* **Data records**:
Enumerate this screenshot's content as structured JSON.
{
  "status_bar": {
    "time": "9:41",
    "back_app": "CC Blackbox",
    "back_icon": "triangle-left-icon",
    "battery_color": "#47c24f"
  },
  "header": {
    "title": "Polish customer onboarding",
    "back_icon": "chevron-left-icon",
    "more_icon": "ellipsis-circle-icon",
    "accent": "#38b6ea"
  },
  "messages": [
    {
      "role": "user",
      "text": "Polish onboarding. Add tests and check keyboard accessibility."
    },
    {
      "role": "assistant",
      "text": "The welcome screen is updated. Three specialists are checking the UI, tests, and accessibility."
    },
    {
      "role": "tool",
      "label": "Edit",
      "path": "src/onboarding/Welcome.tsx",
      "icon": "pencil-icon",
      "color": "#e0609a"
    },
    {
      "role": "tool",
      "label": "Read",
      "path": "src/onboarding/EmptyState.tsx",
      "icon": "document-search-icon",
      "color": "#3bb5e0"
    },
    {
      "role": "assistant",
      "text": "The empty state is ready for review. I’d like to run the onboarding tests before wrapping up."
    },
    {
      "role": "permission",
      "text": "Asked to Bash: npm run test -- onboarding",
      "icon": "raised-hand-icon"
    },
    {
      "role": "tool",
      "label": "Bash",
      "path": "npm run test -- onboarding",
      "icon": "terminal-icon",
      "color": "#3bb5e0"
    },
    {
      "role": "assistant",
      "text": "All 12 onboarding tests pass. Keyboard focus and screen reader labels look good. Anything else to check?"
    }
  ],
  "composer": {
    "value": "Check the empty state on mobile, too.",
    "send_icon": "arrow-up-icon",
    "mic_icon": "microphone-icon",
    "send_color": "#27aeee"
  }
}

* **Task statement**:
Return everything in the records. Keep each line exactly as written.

* **Problem solution**:
Enumerate this screenshot's content as structured JSON.
{
  "status_bar": {
    "time": "9:41",
    "back_app": "CC Blackbox",
    "back_icon": "triangle-left-icon",
    "battery_color": "#47c24f"
  },
  "header": {
    "title": "Polish customer onboarding",
    "back_icon": "chevron-left-icon",
    "more_icon": "ellipsis-circle-icon",
    "accent": "#38b6ea"
  },
  "messages": [
    {
      "role": "user",
      "text": "Polish onboarding. Add tests and check keyboard accessibility."
    },
    {
      "role": "assistant",
      "text": "The welcome screen is updated. Three specialists are checking the UI, tests, and accessibility."
    },
    {
      "role": "tool",
      "label": "Edit",
      "path": "src/onboarding/Welcome.tsx",
      "icon": "pencil-icon",
      "color": "#e0609a"
    },
    {
      "role": "tool",
      "label": "Read",
      "path": "src/onboarding/EmptyState.tsx",
      "icon": "document-search-icon",
      "color": "#3bb5e0"
    },
    {
      "role": "assistant",
      "text": "The empty state is ready for review. I’d like to run the onboarding tests before wrapping up."
    },
    {
      "role": "permission",
      "text": "Asked to Bash: npm run test -- onboarding",
      "icon": "raised-hand-icon"
    },
    {
      "role": "tool",
      "label": "Bash",
      "path": "npm run test -- onboarding",
      "icon": "terminal-icon",
      "color": "#3bb5e0"
    },
    {
      "role": "assistant",
      "text": "All 12 onboarding tests pass. Keyboard focus and screen reader labels look good. Anything else to check?"
    }
  ],
  "composer": {
    "value": "Check the empty state on mobile, too.",
    "send_icon": "arrow-up-icon",
    "mic_icon": "microphone-icon",
    "send_color": "#27aeee"
  }
}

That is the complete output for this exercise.